(What the task requires): Beginning with the line that contains "Transcribe this image's", reproduce the remaining lines of the material exactly, up to and including the last one, but no pictures.

(Source material):

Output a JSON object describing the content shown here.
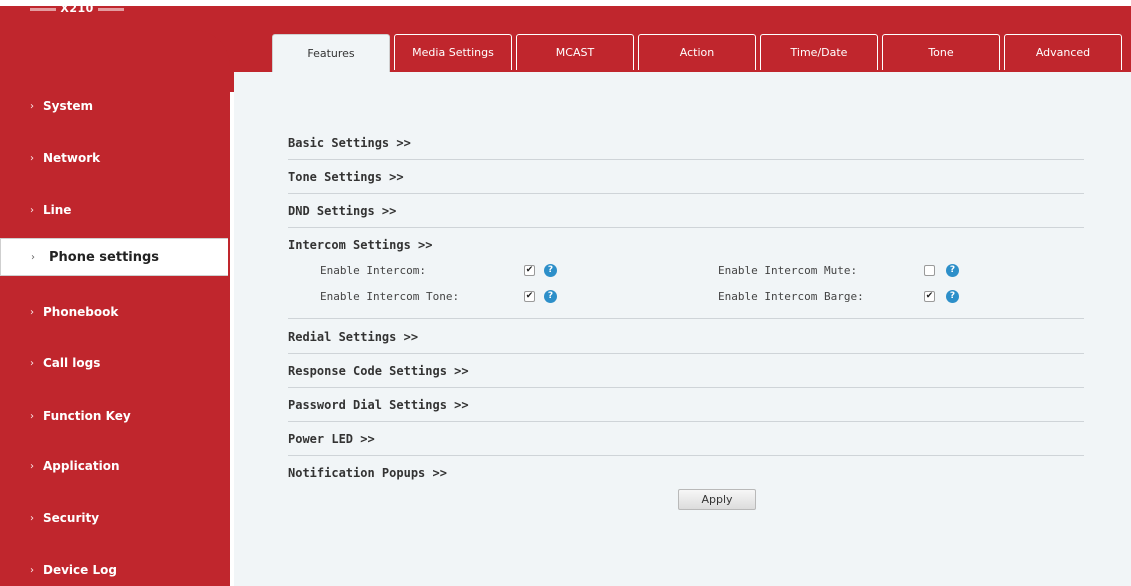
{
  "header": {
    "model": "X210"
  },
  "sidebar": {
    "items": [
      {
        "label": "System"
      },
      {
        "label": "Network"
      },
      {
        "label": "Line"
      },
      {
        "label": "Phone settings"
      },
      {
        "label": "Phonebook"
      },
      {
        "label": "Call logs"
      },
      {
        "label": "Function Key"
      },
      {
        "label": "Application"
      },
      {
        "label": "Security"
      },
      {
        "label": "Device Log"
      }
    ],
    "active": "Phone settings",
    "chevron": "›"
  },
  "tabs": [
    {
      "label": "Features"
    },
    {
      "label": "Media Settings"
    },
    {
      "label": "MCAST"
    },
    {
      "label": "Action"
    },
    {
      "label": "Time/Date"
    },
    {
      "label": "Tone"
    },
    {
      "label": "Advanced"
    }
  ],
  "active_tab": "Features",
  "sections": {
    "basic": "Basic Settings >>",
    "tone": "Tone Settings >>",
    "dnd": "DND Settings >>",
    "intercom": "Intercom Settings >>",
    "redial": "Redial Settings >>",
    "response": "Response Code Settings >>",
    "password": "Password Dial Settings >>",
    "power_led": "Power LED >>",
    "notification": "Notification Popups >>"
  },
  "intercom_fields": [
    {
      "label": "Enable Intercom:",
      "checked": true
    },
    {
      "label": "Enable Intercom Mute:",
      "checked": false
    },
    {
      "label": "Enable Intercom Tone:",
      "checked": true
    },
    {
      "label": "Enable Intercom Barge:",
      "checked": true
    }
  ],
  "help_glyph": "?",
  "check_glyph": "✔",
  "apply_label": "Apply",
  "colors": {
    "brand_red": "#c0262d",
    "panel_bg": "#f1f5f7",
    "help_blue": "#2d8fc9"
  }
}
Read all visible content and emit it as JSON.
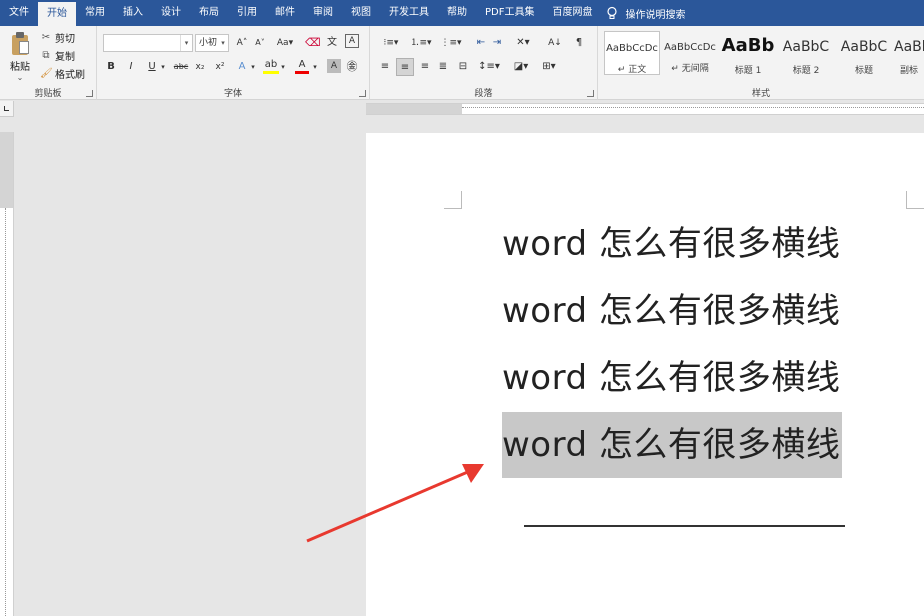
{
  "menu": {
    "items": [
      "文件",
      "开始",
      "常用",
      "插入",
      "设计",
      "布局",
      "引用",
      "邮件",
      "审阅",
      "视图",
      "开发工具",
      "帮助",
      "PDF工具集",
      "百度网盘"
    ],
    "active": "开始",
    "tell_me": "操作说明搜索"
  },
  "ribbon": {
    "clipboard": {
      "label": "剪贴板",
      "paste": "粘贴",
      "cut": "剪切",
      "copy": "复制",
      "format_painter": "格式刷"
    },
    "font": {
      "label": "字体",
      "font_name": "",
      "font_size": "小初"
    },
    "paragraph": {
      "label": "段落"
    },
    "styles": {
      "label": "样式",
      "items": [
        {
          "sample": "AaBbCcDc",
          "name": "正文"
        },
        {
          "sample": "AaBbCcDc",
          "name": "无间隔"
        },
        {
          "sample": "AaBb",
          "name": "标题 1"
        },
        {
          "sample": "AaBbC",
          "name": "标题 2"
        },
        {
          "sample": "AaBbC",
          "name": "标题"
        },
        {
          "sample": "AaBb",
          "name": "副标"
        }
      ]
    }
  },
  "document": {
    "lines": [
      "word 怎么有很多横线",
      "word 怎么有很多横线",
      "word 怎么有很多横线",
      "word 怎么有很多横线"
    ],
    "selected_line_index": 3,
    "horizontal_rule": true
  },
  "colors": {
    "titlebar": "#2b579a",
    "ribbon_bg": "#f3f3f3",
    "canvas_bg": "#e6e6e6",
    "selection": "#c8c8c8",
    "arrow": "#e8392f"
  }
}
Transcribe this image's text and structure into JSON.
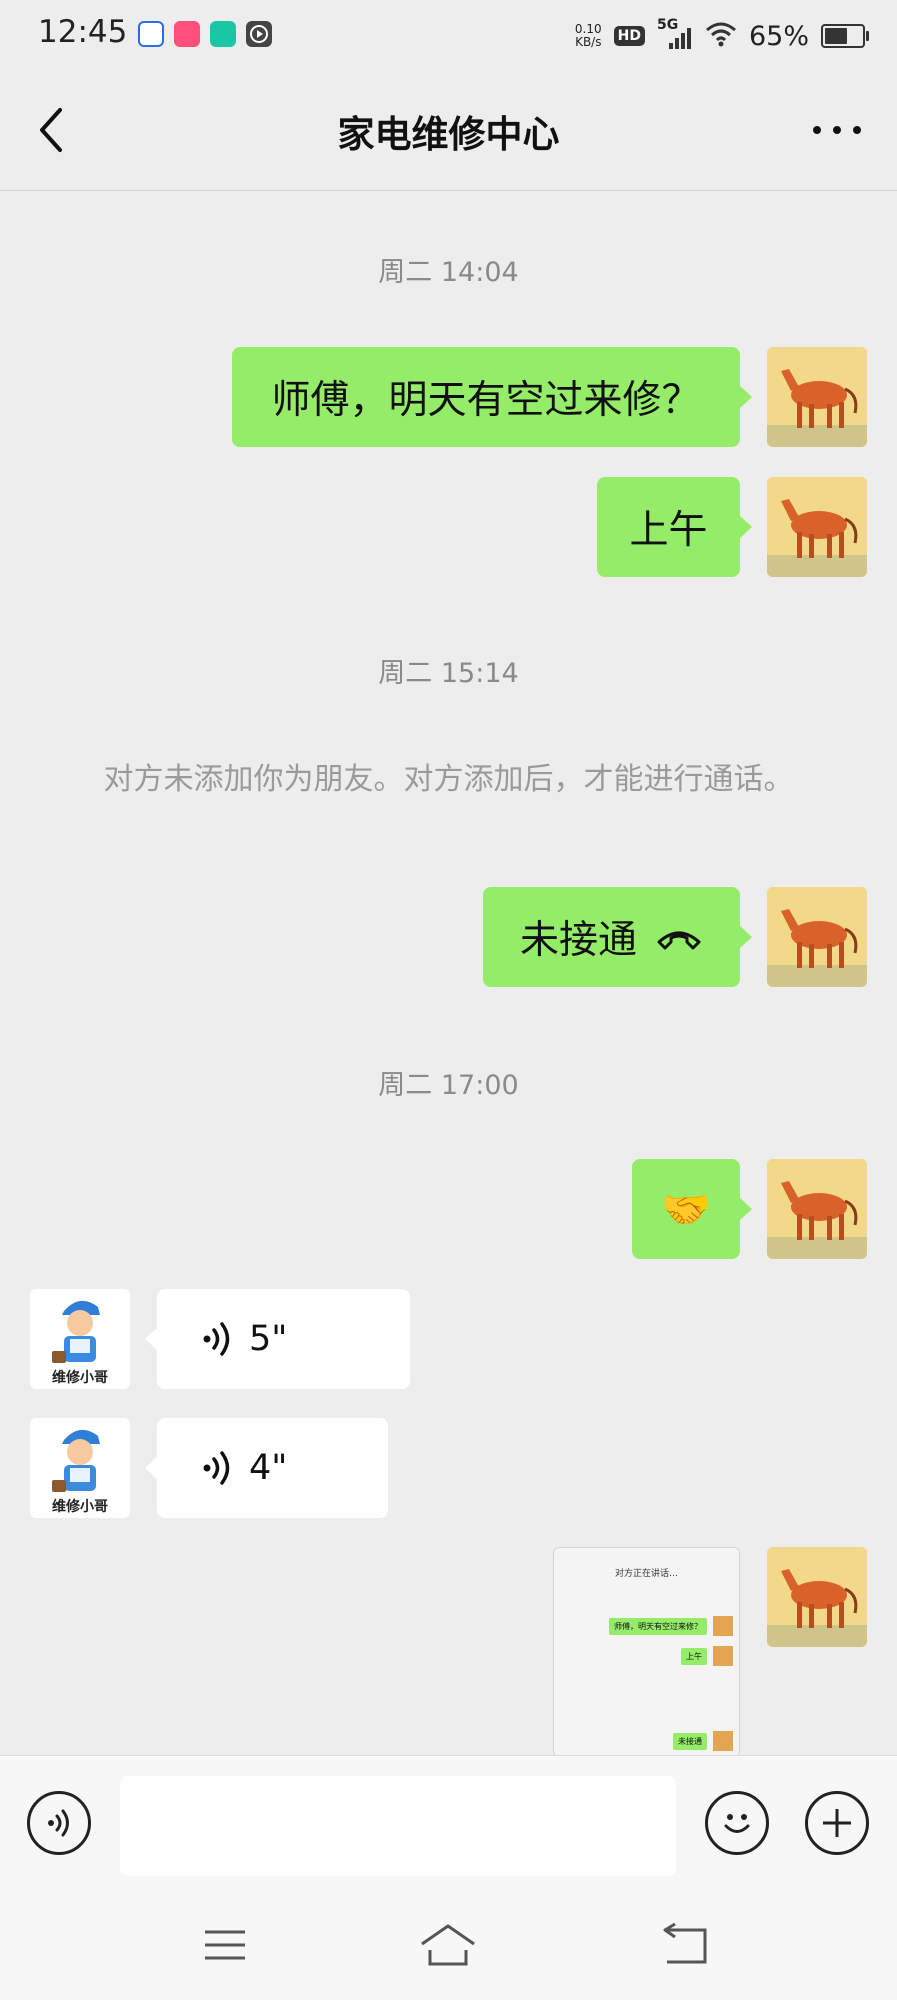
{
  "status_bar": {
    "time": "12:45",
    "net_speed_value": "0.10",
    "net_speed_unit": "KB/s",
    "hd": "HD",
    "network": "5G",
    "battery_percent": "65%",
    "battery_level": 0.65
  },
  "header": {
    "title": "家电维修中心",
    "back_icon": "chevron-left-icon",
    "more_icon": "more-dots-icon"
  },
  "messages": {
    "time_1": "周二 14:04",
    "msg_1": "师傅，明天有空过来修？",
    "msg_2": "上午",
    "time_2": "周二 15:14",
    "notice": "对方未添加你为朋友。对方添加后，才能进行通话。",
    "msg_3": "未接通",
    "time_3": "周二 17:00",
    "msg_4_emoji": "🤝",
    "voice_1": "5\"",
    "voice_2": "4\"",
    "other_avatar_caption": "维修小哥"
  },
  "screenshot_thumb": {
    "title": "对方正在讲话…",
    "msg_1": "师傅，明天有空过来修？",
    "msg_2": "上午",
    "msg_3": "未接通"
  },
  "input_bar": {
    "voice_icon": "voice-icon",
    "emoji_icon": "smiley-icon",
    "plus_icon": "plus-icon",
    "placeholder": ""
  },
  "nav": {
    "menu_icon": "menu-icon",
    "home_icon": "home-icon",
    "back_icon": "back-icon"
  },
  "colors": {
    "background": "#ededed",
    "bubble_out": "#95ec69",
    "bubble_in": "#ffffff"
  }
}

(Task result):
Transcribe this image's text and structure into JSON.
{
  "status_bar": {
    "time": "12:45",
    "net_speed_value": "0.10",
    "net_speed_unit": "KB/s",
    "hd": "HD",
    "network": "5G",
    "battery_percent": "65%",
    "battery_level": 0.65
  },
  "header": {
    "title": "家电维修中心",
    "back_icon": "chevron-left-icon",
    "more_icon": "more-dots-icon"
  },
  "messages": {
    "time_1": "周二 14:04",
    "msg_1": "师傅，明天有空过来修？",
    "msg_2": "上午",
    "time_2": "周二 15:14",
    "notice": "对方未添加你为朋友。对方添加后，才能进行通话。",
    "msg_3": "未接通",
    "time_3": "周二 17:00",
    "msg_4_emoji": "🤝",
    "voice_1": "5\"",
    "voice_2": "4\"",
    "other_avatar_caption": "维修小哥"
  },
  "screenshot_thumb": {
    "title": "对方正在讲话…",
    "msg_1": "师傅，明天有空过来修？",
    "msg_2": "上午",
    "msg_3": "未接通"
  },
  "input_bar": {
    "voice_icon": "voice-icon",
    "emoji_icon": "smiley-icon",
    "plus_icon": "plus-icon",
    "placeholder": ""
  },
  "nav": {
    "menu_icon": "menu-icon",
    "home_icon": "home-icon",
    "back_icon": "back-icon"
  },
  "colors": {
    "background": "#ededed",
    "bubble_out": "#95ec69",
    "bubble_in": "#ffffff"
  }
}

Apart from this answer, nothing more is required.